Action item —
Every line in the following data that has "gnome" counts toward the total; state that total alone.

━━━━

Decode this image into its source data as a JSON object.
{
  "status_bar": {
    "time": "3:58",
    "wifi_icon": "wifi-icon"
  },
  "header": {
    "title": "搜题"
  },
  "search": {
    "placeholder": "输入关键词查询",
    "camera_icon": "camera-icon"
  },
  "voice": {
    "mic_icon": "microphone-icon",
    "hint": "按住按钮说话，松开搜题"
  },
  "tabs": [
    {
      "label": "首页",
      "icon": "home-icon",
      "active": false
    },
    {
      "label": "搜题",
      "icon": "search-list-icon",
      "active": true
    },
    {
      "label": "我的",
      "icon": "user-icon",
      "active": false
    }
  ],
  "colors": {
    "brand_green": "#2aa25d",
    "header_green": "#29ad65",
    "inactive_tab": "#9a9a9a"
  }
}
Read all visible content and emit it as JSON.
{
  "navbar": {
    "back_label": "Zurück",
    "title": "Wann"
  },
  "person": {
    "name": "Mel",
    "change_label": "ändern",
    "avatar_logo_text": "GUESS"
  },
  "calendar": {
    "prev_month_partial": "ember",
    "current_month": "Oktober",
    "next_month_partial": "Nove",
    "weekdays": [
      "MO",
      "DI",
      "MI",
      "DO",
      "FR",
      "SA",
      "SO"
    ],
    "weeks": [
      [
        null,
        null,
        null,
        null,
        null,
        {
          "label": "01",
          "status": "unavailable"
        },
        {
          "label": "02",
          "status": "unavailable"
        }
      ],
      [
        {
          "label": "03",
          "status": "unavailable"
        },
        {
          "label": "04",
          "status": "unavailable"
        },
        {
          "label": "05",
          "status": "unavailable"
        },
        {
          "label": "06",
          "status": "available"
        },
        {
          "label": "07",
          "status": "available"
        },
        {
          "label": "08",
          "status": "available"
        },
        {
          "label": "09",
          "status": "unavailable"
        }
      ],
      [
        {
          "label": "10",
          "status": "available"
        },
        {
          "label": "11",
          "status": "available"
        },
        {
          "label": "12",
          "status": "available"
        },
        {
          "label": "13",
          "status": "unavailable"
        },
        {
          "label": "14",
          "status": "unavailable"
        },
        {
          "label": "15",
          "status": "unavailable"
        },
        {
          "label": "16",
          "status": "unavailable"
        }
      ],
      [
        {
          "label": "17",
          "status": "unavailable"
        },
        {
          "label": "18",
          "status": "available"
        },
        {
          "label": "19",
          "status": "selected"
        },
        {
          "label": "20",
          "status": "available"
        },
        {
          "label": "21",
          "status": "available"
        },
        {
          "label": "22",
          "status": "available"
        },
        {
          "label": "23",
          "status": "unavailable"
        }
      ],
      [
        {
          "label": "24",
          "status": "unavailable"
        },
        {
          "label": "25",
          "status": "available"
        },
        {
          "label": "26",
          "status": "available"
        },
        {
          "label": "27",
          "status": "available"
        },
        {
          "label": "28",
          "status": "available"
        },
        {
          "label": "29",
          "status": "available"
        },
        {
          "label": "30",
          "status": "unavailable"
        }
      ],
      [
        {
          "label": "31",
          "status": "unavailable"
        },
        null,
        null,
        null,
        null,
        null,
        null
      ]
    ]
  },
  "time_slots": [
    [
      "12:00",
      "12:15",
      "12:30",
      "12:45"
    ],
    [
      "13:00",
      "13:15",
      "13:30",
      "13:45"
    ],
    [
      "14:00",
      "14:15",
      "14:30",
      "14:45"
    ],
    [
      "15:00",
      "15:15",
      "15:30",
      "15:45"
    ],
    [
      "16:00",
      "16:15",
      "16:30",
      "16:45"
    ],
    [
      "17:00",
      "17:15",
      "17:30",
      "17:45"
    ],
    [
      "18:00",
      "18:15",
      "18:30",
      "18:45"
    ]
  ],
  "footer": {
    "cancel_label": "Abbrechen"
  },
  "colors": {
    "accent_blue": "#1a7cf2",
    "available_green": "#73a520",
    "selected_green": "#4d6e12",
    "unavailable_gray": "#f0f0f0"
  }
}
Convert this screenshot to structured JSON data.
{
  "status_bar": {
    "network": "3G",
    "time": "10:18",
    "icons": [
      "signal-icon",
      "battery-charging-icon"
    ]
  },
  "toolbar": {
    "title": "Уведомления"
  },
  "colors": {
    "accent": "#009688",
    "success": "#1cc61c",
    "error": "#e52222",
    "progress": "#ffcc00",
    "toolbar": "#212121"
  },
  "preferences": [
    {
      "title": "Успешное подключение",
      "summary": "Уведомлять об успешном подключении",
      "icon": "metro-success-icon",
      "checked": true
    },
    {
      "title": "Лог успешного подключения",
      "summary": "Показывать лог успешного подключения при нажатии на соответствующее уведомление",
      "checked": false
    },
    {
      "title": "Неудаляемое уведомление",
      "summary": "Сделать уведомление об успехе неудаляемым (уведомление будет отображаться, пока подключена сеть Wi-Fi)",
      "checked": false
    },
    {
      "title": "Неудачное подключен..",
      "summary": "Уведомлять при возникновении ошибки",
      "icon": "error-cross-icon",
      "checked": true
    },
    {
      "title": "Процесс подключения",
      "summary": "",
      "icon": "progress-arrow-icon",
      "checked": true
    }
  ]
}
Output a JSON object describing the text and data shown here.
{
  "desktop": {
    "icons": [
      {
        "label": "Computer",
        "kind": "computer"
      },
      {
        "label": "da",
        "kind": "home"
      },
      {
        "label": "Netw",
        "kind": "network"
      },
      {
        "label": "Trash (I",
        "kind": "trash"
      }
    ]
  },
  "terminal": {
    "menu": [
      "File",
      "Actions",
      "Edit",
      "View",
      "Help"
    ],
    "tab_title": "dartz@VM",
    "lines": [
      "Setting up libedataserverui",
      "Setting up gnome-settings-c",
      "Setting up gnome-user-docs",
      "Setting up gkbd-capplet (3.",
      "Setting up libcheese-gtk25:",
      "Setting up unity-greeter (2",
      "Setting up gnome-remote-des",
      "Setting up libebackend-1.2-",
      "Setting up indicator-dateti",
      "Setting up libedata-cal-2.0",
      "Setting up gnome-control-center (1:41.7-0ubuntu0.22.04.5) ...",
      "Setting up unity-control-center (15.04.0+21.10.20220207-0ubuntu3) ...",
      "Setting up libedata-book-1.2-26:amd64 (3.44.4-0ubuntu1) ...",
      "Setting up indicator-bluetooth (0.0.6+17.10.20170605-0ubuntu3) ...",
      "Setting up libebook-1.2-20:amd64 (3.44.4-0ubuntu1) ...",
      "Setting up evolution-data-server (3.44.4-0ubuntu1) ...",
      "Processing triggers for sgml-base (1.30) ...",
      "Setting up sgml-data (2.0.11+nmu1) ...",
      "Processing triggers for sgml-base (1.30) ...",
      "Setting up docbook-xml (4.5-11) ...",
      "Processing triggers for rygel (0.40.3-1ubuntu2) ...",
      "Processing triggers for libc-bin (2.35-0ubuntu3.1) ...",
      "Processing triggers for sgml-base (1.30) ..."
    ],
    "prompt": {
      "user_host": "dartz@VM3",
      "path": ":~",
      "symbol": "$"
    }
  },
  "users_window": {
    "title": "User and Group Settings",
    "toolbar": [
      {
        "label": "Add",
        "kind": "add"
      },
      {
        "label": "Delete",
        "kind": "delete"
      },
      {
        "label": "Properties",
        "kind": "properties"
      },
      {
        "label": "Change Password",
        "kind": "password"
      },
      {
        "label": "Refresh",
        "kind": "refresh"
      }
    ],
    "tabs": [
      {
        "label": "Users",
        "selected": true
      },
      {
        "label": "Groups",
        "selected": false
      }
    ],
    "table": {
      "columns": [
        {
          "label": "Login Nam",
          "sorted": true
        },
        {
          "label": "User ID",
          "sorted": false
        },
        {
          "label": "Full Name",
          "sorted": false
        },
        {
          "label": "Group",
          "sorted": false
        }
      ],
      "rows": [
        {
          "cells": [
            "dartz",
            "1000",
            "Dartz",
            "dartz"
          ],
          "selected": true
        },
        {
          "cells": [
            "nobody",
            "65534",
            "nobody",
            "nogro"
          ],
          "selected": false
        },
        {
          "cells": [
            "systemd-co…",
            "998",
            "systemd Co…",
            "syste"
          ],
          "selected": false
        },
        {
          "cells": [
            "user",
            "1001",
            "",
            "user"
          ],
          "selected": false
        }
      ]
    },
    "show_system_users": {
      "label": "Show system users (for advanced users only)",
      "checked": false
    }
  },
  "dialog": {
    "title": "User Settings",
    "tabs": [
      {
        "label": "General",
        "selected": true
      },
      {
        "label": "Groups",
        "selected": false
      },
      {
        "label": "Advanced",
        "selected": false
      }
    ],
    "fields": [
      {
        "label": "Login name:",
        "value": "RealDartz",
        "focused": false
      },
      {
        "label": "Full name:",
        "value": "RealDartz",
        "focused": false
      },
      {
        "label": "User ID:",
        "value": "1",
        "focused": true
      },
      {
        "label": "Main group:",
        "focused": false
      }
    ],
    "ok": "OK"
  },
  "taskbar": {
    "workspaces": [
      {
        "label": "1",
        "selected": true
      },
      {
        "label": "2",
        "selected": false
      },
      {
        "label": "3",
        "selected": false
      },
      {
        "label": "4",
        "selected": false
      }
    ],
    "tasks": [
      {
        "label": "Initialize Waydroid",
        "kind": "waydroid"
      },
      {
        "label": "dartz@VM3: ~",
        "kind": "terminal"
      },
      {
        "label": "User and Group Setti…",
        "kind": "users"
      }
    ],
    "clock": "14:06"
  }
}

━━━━

Output below —
4